For client secrets, this problem is magnified because while you can have multiple API keys, you cannot have multiple client secrets for any given application or entity. In this case, you may be able work around this by having your client support multiple different client secrets and trying them in sequence. There’s also an open issue to have FusionAuth support a grace period for client secrets.

This problem doesn’t arise in the same manner for JWT signing keys because they have a built in grace period: the expiration of the JWTs. You can definitely cause issues by removing a JWT signing key before all the keys it has signed have expired, but because JWT signing keys are only used by FusionAuth to sign JWTs and have a built-in expiration time, it is easy to use the grace period option above.

Determining Key Age

Another challenge is determining when a key should be rotated.

1.45 And Later

You can use the Key Search API with a wildcard value and ordering by expiration date, so you can write a script to find all keys that expire within the next month or other time period.

Here’s an example script, which uses jq and bash. It’s available in the FusionAuth example scripts GitHub repository.

Script to query for keys expiring in 30 days



# default to 30 days out. any keys expiring before this will be printed

# finds current unix timestamp
lcdate=`LC_ALL=C date`
curdate=`date -j -f "%a %b %d %T %Z %Y" "$lcdate" "+%s"`

curdateinmillis=$(($curdate * 1000))
expdatemillis=$(($DAYS_TILL_EXPIRATION * 24 * 60 * 60 * 1000))
targetdateinmillis=$(($curdateinmillis + $expdatemillis))


total=`curl -s -H "Authorization: $API_KEY" $FA_HOSTNAME'/api/key/search?orderBy=expiration%20ASC' | jq '.total'`
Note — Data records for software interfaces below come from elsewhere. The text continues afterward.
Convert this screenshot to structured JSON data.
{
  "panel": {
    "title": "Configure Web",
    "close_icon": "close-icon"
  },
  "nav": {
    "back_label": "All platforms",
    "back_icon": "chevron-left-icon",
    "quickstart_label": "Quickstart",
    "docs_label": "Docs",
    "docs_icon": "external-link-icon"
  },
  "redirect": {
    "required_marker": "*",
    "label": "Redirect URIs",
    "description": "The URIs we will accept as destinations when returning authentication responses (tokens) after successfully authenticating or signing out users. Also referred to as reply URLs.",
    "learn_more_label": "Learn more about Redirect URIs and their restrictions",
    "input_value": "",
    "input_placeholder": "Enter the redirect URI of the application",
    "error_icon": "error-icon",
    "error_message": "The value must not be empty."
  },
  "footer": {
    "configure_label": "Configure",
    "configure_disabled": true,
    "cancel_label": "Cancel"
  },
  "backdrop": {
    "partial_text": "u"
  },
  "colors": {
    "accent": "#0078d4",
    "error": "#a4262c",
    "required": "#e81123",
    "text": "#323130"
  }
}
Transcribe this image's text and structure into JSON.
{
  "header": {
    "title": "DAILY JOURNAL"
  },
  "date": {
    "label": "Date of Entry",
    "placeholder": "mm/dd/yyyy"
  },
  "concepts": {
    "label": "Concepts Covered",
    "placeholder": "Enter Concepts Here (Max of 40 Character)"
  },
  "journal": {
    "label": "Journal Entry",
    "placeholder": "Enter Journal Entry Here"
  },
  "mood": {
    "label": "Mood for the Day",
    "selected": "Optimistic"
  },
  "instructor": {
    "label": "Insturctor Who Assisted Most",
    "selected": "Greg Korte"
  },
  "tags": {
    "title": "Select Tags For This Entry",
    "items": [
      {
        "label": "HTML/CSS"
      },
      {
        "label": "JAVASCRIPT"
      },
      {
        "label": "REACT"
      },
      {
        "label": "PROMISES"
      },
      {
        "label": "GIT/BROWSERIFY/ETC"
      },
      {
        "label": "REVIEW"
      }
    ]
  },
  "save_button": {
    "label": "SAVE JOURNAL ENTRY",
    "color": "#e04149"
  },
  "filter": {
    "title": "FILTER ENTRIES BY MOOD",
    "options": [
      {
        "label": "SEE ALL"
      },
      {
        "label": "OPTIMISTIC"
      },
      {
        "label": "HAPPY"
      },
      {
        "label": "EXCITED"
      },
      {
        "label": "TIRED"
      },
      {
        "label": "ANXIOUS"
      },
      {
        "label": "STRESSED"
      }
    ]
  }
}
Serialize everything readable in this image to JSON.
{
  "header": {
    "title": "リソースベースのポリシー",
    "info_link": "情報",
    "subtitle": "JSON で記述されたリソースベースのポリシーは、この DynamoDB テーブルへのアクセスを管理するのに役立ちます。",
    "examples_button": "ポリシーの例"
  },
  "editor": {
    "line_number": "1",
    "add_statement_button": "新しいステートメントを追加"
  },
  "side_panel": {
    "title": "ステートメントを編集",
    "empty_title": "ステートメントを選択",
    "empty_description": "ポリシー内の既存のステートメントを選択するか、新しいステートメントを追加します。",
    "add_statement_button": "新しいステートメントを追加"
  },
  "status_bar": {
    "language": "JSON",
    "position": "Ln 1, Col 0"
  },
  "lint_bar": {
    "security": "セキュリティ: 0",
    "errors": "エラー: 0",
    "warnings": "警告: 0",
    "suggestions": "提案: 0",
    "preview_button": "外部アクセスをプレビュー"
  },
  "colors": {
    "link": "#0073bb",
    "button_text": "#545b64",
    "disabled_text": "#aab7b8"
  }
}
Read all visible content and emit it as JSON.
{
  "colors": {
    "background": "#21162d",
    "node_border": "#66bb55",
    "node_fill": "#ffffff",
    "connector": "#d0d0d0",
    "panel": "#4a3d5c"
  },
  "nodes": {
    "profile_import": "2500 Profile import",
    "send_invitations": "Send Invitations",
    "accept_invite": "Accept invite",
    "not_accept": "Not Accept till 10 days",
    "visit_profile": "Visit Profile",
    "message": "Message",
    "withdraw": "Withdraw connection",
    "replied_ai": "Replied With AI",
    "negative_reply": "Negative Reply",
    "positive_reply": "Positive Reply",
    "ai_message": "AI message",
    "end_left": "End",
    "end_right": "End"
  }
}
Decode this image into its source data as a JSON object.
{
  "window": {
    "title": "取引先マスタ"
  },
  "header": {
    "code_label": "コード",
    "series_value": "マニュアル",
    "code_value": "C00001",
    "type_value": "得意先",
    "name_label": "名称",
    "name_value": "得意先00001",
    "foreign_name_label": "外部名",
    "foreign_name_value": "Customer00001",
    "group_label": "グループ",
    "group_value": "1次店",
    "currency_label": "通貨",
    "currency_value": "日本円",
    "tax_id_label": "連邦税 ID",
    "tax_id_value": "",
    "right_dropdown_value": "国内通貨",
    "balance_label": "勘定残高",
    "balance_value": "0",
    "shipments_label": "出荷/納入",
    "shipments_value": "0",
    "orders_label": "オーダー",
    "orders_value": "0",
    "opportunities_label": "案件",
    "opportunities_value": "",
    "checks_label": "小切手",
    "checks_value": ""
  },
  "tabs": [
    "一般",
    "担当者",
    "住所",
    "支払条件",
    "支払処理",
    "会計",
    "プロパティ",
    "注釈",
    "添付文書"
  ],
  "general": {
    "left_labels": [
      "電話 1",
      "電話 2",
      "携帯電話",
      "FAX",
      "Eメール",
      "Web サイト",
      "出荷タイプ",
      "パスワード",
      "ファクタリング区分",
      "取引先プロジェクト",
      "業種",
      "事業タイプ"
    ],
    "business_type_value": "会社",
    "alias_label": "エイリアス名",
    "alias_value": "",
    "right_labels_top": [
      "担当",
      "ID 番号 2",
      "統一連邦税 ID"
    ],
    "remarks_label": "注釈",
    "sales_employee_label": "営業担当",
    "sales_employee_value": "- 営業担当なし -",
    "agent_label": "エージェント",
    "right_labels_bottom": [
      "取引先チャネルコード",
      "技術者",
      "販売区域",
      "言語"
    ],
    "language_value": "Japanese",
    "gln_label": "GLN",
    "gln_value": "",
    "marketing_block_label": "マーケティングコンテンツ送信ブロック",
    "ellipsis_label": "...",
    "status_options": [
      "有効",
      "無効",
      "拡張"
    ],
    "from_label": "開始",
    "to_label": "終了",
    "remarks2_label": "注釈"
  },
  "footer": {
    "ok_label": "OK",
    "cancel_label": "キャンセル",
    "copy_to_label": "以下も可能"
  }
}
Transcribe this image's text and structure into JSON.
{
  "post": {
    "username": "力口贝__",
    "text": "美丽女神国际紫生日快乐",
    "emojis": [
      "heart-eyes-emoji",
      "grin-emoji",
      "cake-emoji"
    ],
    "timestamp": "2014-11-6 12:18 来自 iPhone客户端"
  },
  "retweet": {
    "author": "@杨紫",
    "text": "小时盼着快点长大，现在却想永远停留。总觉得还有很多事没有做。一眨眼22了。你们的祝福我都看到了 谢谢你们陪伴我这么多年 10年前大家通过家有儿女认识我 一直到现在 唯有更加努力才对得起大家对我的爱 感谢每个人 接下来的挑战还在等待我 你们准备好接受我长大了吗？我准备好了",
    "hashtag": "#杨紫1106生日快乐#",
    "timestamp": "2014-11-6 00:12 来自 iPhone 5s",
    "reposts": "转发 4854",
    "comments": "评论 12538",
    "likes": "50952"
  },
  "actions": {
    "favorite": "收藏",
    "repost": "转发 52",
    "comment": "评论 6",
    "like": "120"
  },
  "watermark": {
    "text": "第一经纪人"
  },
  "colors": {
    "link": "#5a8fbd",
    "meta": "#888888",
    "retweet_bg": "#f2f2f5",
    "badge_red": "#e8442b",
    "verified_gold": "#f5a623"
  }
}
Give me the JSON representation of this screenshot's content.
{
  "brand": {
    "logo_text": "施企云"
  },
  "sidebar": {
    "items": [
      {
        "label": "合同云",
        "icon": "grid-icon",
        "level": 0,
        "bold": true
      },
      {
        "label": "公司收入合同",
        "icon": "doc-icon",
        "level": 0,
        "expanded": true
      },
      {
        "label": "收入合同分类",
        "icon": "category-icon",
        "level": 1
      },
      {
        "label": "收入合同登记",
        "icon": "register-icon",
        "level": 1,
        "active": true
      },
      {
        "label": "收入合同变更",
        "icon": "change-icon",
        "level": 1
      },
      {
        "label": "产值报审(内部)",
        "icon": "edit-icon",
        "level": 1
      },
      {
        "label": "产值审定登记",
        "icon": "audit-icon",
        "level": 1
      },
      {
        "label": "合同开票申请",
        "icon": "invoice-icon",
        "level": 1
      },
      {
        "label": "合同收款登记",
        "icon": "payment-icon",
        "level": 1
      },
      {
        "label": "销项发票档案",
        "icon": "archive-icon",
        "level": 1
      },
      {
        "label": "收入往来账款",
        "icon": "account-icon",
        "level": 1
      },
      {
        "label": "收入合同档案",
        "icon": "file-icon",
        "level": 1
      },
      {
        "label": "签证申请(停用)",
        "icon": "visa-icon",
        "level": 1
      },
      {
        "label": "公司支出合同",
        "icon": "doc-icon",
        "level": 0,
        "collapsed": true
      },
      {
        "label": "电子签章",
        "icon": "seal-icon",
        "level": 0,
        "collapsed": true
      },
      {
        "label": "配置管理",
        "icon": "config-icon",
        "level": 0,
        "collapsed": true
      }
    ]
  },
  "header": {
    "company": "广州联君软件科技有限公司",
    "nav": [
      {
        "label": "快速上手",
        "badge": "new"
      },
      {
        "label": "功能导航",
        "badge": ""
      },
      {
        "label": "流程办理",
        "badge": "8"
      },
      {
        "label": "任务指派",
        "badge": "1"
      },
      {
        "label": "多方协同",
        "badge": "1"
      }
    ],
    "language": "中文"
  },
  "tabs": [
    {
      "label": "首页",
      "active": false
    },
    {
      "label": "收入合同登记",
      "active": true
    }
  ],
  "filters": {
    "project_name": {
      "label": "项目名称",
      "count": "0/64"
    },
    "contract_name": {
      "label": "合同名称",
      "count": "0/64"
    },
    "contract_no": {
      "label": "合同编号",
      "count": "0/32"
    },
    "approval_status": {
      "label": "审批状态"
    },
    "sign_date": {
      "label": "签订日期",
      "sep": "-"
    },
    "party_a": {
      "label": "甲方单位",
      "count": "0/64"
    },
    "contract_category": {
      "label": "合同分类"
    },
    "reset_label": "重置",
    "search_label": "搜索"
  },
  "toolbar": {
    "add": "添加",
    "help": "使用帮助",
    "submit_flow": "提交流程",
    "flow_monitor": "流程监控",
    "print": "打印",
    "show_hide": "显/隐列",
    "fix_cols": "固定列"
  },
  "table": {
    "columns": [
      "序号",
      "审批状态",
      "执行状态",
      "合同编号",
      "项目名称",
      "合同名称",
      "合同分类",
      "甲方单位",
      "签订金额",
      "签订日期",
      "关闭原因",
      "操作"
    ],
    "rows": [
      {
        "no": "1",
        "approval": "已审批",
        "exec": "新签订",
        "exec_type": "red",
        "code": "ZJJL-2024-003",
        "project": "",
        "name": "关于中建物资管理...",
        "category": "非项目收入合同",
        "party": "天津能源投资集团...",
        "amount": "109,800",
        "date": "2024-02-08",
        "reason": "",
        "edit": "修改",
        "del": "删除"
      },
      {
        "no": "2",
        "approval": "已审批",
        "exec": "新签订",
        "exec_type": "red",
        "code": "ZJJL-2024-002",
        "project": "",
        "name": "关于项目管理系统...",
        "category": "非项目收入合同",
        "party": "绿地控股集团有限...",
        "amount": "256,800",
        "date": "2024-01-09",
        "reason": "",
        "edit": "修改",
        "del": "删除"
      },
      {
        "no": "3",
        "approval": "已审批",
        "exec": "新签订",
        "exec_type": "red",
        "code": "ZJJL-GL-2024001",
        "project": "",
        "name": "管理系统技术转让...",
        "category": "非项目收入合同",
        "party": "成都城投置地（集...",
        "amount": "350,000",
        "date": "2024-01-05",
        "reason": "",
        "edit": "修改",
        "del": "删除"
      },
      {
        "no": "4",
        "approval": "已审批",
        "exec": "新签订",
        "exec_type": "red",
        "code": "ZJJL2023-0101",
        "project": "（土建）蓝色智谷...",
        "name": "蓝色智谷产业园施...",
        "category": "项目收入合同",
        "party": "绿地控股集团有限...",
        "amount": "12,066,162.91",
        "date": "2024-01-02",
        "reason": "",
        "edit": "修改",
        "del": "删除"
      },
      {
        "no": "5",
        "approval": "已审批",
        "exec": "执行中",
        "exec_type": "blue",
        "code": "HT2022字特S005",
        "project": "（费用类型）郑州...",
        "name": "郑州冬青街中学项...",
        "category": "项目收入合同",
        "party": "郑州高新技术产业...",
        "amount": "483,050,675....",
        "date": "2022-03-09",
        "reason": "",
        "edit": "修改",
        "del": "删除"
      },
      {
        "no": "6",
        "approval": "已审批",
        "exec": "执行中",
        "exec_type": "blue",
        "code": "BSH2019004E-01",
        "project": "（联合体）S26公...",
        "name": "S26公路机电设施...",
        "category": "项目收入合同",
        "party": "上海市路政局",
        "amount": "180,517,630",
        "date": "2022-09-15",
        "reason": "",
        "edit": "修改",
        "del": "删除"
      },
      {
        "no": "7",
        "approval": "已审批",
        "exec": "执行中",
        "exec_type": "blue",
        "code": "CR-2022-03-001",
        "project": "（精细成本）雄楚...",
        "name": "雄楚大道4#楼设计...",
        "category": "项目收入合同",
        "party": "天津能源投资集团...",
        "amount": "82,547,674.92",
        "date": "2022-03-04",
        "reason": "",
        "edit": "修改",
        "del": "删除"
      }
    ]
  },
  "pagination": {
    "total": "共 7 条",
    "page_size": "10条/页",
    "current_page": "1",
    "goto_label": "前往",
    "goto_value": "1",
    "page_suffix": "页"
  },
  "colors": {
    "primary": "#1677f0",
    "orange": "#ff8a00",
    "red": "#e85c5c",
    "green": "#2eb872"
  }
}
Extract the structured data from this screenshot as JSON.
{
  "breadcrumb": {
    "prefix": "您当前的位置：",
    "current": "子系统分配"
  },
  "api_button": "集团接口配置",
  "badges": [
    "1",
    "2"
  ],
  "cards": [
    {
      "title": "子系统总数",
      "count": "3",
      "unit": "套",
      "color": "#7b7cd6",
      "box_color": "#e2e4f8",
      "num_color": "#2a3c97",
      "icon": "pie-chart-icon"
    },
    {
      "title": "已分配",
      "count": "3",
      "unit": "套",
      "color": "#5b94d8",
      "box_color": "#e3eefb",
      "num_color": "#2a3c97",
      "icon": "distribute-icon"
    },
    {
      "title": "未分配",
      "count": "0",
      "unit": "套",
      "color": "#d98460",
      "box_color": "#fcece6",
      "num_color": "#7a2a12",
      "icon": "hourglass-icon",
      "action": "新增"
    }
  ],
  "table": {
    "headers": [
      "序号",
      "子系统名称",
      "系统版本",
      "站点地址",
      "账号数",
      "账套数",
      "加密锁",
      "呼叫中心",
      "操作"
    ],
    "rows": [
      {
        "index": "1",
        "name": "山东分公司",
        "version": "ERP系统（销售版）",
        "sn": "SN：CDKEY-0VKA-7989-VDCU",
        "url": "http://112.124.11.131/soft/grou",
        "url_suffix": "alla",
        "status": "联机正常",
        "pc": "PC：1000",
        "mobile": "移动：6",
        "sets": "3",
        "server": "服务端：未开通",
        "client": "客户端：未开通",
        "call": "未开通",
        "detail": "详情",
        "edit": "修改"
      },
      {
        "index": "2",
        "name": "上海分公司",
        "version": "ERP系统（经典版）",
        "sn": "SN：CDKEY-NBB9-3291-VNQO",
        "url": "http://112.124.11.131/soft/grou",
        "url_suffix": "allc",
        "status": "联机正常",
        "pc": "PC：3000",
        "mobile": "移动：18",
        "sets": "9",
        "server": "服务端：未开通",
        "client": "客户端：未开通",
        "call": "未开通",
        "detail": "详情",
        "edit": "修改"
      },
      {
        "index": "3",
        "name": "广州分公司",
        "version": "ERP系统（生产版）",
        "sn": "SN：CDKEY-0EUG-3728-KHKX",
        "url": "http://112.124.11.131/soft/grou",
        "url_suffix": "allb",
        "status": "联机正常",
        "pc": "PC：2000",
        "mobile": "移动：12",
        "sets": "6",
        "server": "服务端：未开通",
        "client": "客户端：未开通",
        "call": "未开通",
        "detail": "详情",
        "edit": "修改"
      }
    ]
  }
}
# loop over requests to FusionAuth key search API
while [[ $start -lt $total ]]; do
  res=`curl -s -H "Authorization: $API_KEY" $FA_HOSTNAME'/api/key/search?orderBy=expiration%20ASC&startRow='$start'&numberOfResults='$increment | jq -r '.keys[]| select(.expirationInstant != null) |[.expirationInstant,.id]|@csv'`

  # for each set of results, loop over them and grab the expiration instant
  for row in $res; do
    exp=`echo $row|awk -F, '{print $1}'`
    if [[ $exp -gt $targetdateinmillis ]]; then
      # seen key far enough in the future, bail
      exit 0
    echo $row

  # if we get here, there are more rows to pull and keys are still before our DAYS_TILL_EXPIRATION value
  start=$(($start + $increment))


At regular intervals, perhaps run by cron or another scheduling program, run this script, then rotate the returned keys.

Before 1.45

Prior to 1.45, you don’t have the ability to search for a key by creation or expiration instant.

You must store the creation and age data separately. To be able to rotate keys, store the following attributes:

You can either store this information in an external datastore or in a FusionAuth data field. For the latter option, store the information in JSON, on an object like the tenant, a specific user, or an entity. The latter two options are good choices when you are using the Elasticsearch search engine because you can then leverage the respective Search APIs, as the data field is indexed. This allows you to keep everything contained within FusionAuth.

Here’s an example of what that data might look like.

Storing key rotation data

  "apikeys" : [ 
      "id" : "41e6deca-0e39-46e7-804b-68b0bc94a761",
      "inserted" : 1628022201033,
      "expires" : 1628022205033,
      "deleteAfter" : 1628022208033
      "id" : "5b56deca-0e39-46e7-804b-68b0bc94a981",
      "inserted" : 1628022202033,
      "expires" : 1628022207033,
      "deleteAfter" : 1628022209033

At regular intervals, perhaps run by cron or another scheduling program, a rotation script or program:

As mentioned above, rather than use a FusionAuth data field, you could also use a table in a relational database or other datastore to store key metadata.

Updating JWT Signing Key Usage

Another challenge particular to signing keys is finding all the locations where the expired key is used.

The easiest way to do this is to retrieve all appropriate objects and look for the key Id. Here are the configuration locations to examine:

Each of the above configuration objects must be modified to use the new key, rather than the expired one.